By the early 1980’s, the beach in Ocean City was in bad shape. The dunes had been leveled for oceanfront development and storms had washed away the beach until it was practically non-existent. By the summer of 1985, a disaster was just waiting to happen.
The disaster would be known to history as Hurricane Gloria and on Sept. 27 she struck Ocean City. The town was fortunate that the storm arrived on low tide but the damage was still widespread. Waves of over 15 feet destroyed the Boardwalk and tore stairs from condos and hotels on the oceanfront. Piers on the bayside were lost and the storm surge pushed sand and debris as far as Philadelphia Avenue.

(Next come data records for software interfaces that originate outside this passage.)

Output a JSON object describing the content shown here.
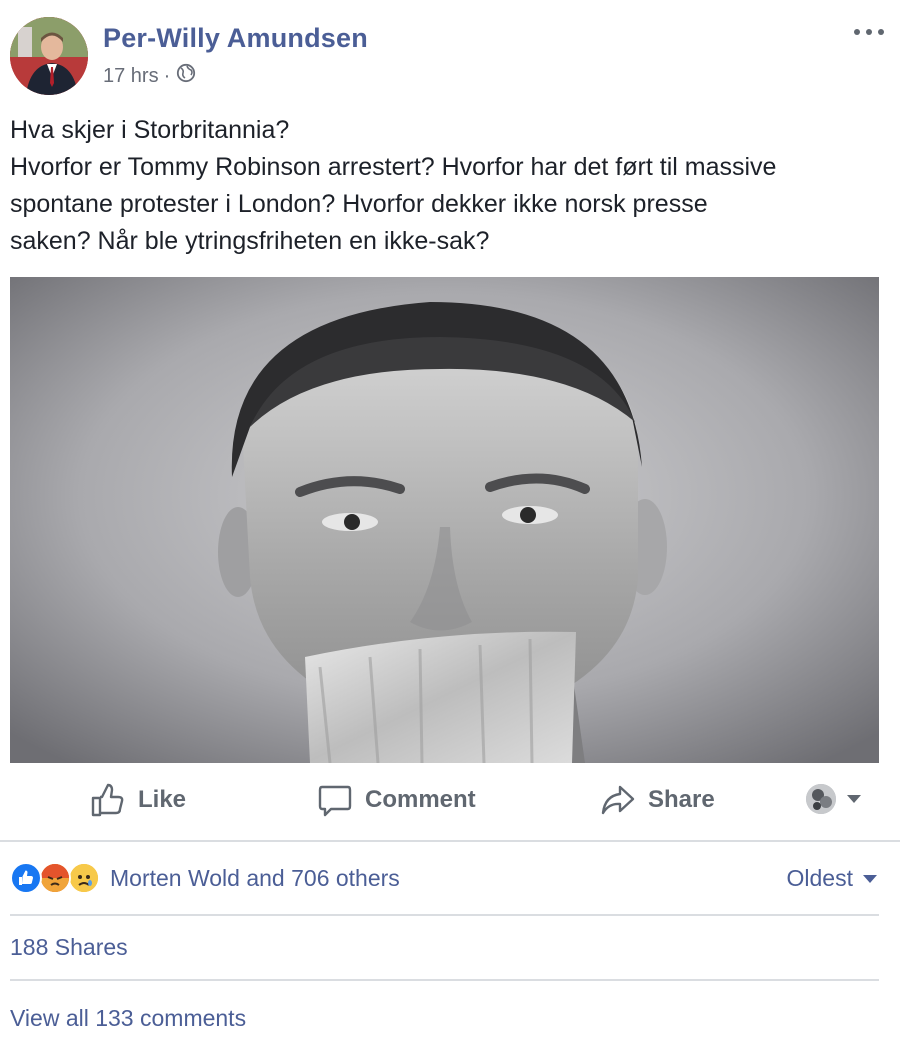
{
  "post": {
    "author": "Per-Willy Amundsen",
    "time": "17 hrs",
    "separator": "·",
    "privacy_icon": "globe-icon",
    "more_icon": "more-options-icon",
    "text_lines": [
      "Hva skjer i Storbritannia?",
      "Hvorfor er Tommy Robinson arrestert? Hvorfor har det ført til massive",
      "spontane protester i London? Hvorfor dekker ikke norsk presse",
      "saken? Når ble ytringsfriheten en ikke-sak?"
    ]
  },
  "actions": {
    "like": "Like",
    "comment": "Comment",
    "share": "Share"
  },
  "reactions": {
    "icons": [
      "like-reaction-icon",
      "angry-reaction-icon",
      "sad-reaction-icon"
    ],
    "summary": "Morten Wold and 706 others",
    "sort_label": "Oldest"
  },
  "shares": "188 Shares",
  "view_comments": "View all 133 comments",
  "colors": {
    "link": "#4b5e96",
    "text": "#1d2129",
    "muted": "#606770",
    "like_blue": "#1877f2",
    "reaction_yellow": "#f7b928",
    "angry_red": "#e9710f"
  }
}
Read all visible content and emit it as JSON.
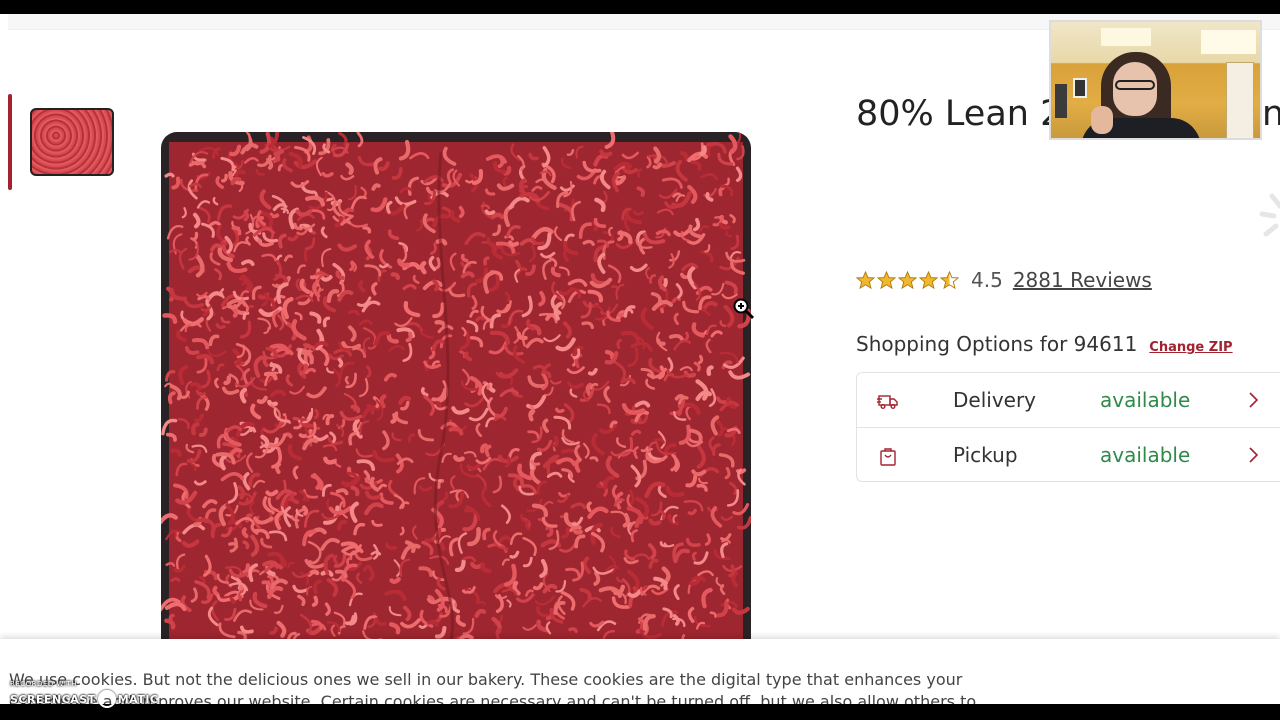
{
  "product": {
    "title": "80% Lean 2",
    "title_tail": "n",
    "image_alt": "ground beef in tray",
    "rating": "4.5",
    "star_count": 4.5,
    "reviews": "2881 Reviews"
  },
  "shopping": {
    "label": "Shopping Options for 94611",
    "change_zip": "Change ZIP",
    "options": [
      {
        "label": "Delivery",
        "status": "available",
        "icon": "delivery-truck-icon"
      },
      {
        "label": "Pickup",
        "status": "available",
        "icon": "shopping-bag-icon"
      }
    ]
  },
  "cookie": {
    "line1": "We use cookies. But not the delicious ones we sell in our bakery. These cookies are the digital type that enhances your",
    "line2": "experience and improves our website. Certain cookies are necessary and can't be turned off, but we also allow others to"
  },
  "watermark": {
    "small": "RECORDED WITH",
    "big_left": "SCREENCAST",
    "big_right": "MATIC"
  },
  "colors": {
    "brand": "#a3222f",
    "available": "#2f8a4a",
    "star": "#f1b82d"
  }
}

Fortunately, there were no deaths or serious injuries (Mayor Fish Powell had ordered the town evacuated in advance) but Gloria left a positive legacy. The storm became the catalyst for the Beach Replenishment Project, which created the wide beaches we have today.

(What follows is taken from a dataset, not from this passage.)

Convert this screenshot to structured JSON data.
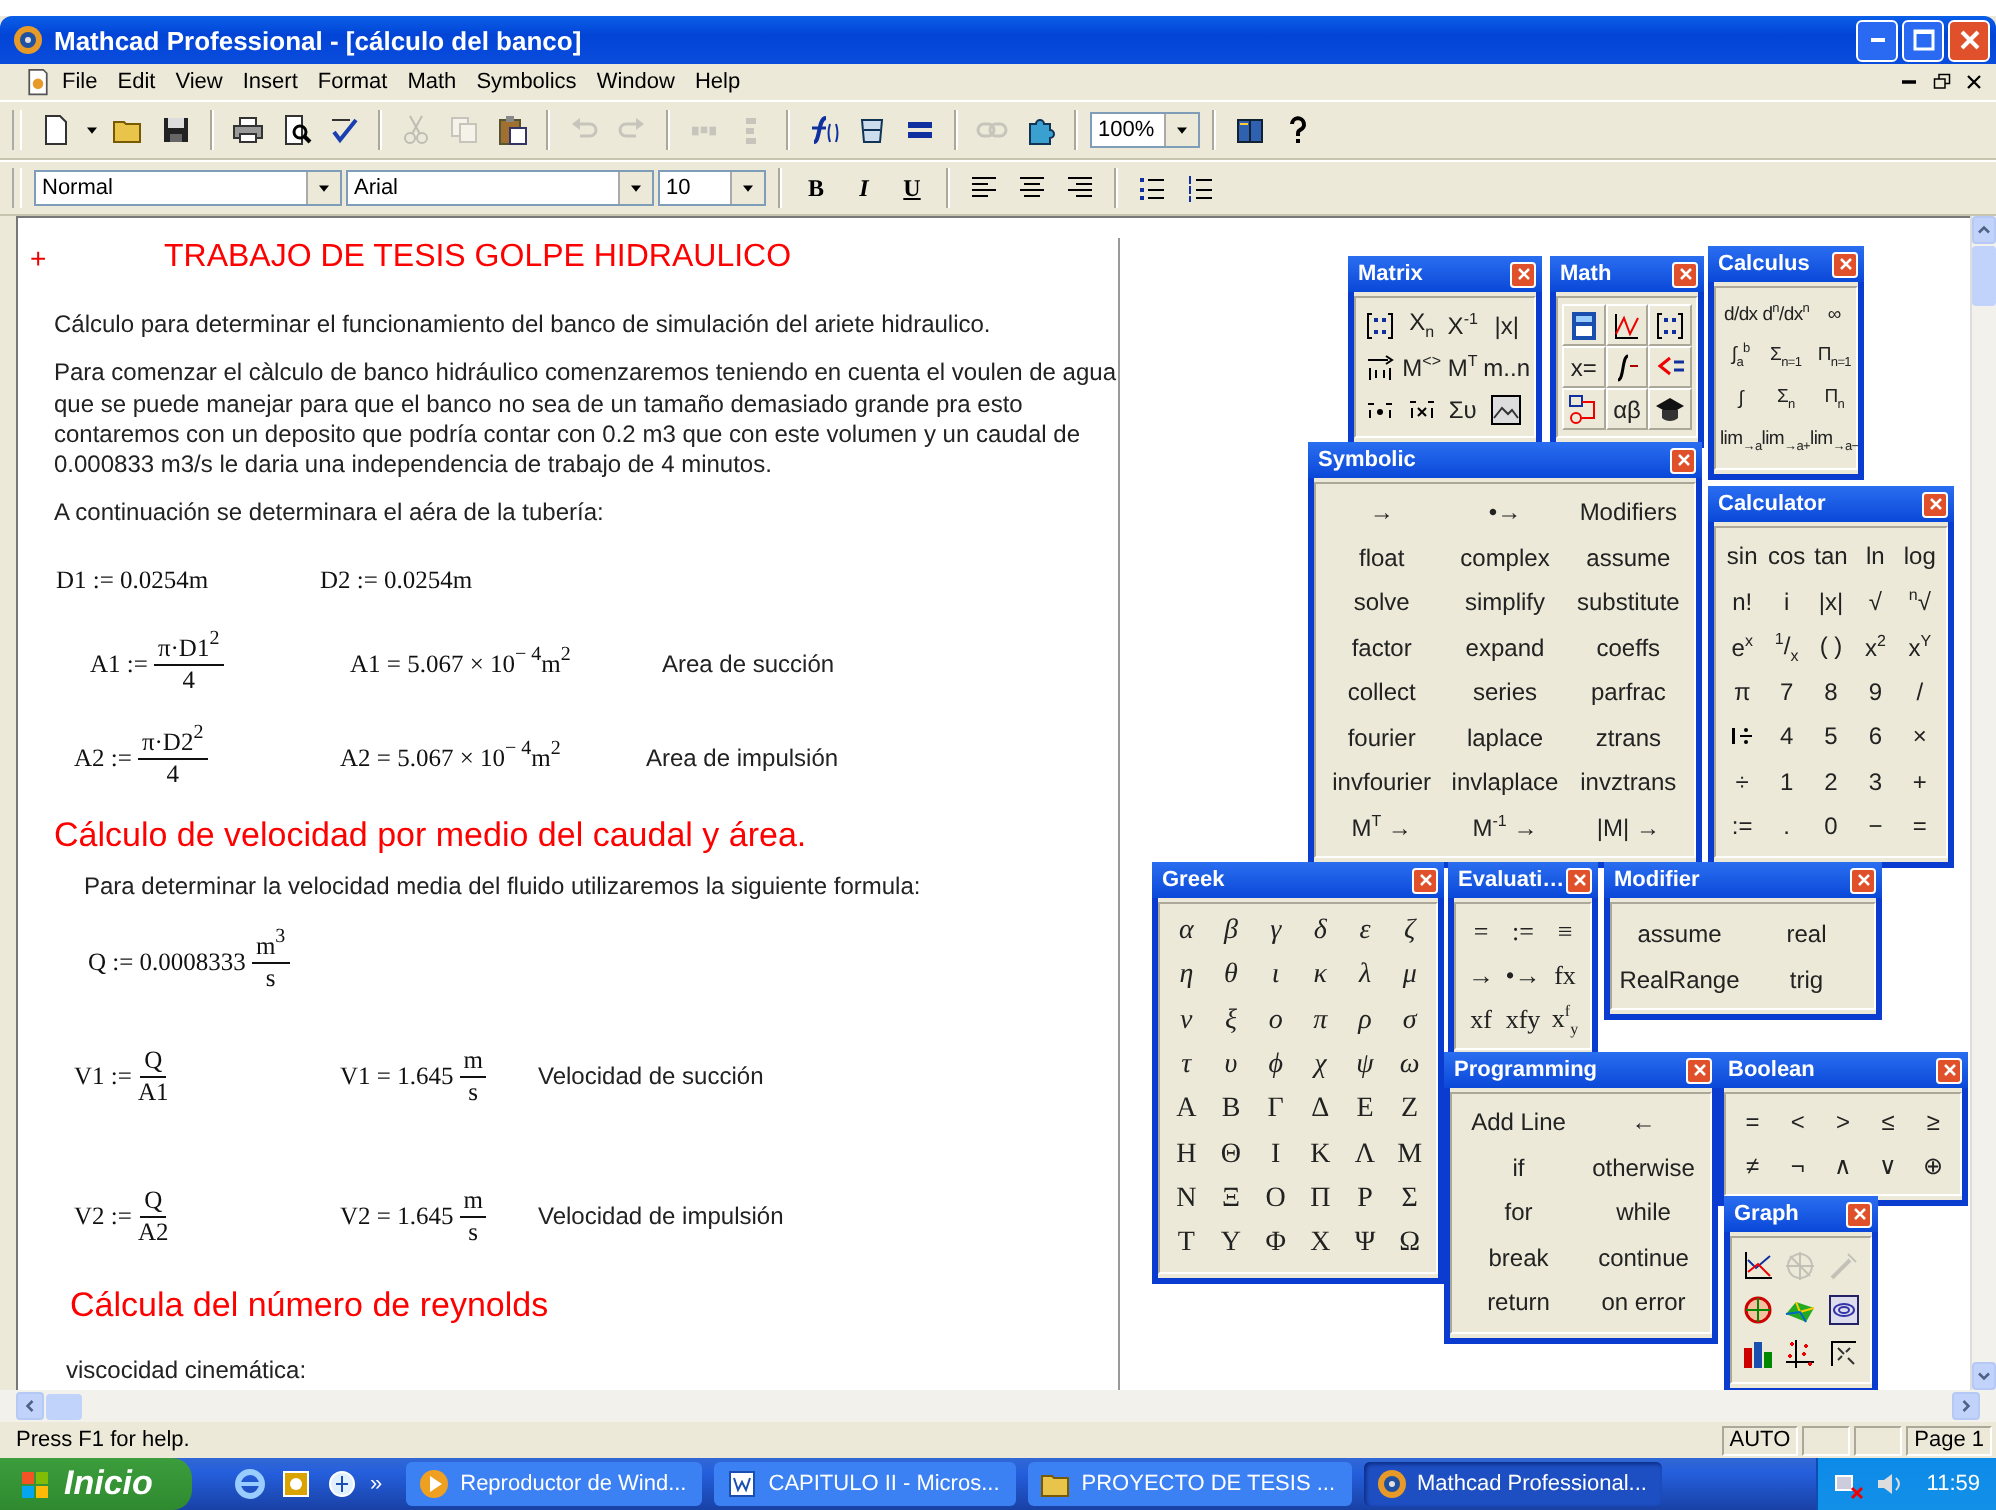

The photo features a vehicle washed into a lagoon on Sinepuxent Avenue between 135th and 136th streets next to the Sundowner Trailer Park as a result of Gloria.
File photo from The Dispatch
Between 1876 and 1933, trains brought passengers to Ocean City over a wooden trestle bridge across the Sinepuxent Bay. The original railroad station, pictured above, was located on Baltimore Avenue and South Division Street and served the town until a larger station was built on Philadelphia Avenue and Wicomico Street in 1903. In the years prior to the end of … Continue reading
Robert S. “Bob” Craig (1918-2009) began his career as a lifeguard with the Ocean City Beach Patrol in 1935 and served as captain from 1946 until his retirement in 1986. Captain Craig is credited by many with molding the Ocean City Beach Patrol into the professional organization it is today. He introduced semaphore to the patrol, hired the first female … Continue reading
The Coast Guard DUKW (pronounced “duck”) rescued many stranded Ocean City residents during the March Storm of 1962. The odd-looking vehicle played a major role in that storm due to a temporary inlet that had been carved north of 71st Street making Coastal Highway impassable in that area. Developed for use in World War II, the DUKW was an amphibious … Continue reading
Georgia native Jodie “Joe” Thrasher, Sr. came to Ocean City in 1930 to run a baseball pitching machine game in the Pier building. He didn’t begin his French fry stand until 1939 when he began cooking his fries in frying pans using cottonseed oil. When cottonseed oil became unavailable during World War II, Thrasher switched to peanut oil and when … Continue reading
The hurricane of Aug. 23, 1933 (hurricanes were not given names in that era) left a lasting reminder in Ocean City for that storm created the Inlet and brought about the sportfishing industry and opened the bayside to development. Without the Inlet, today’s charter fishing fleet, commercial harbor and bayside marinas would not exist. The hurricane of ’33 also ended … Continue reading
This candy dish from the old Plimhimmon Hotel is from the pre-World War I era. The large Boardwalk hotels, such as the Atlantic, the Hamilton and the Plimhimmon, prided themselves on their dining rooms and many ordered their china from manufacturers in Germany prior to the beginning of the war. Meals in that era were quite elaborate and guests dressed … Continue reading
Mario’s was one of Ocean City’s legendary restaurants. Opened in 1954 by Vera and Jack Maiorana on 22nd Street and Philadelphia Avenue, it served an extensive Italian menu as well as some of the best steaks in Ocean City. The carryout shop was home to delicious subs that people still talk about today. Mario’s was a favorite of Ocean City … Continue reading
The Alaska Stand was founded by Benjamin Givarz in 1933 on the Boardwalk at Wicomico Street. Not only did Mr. Givarz overcome economic problems associated with the Great Depression but also lost a prime week of the tourist season that year to the hurricane that created Ocean City’s Inlet. The Alaska Stand survived both to become a local icon. The … Continue reading
Ocean City’s motel industry developed in the mid-1950s following the openings of the Chesapeake Bay Bridge and the desire of young families for lodging that was casual, inexpensive and that offered easy on-site parking. Within a decade, the vacant land between 15th and 33rd streets became known as “Motel Row.” Motel Row grew from a few initial motels — the … Continue reading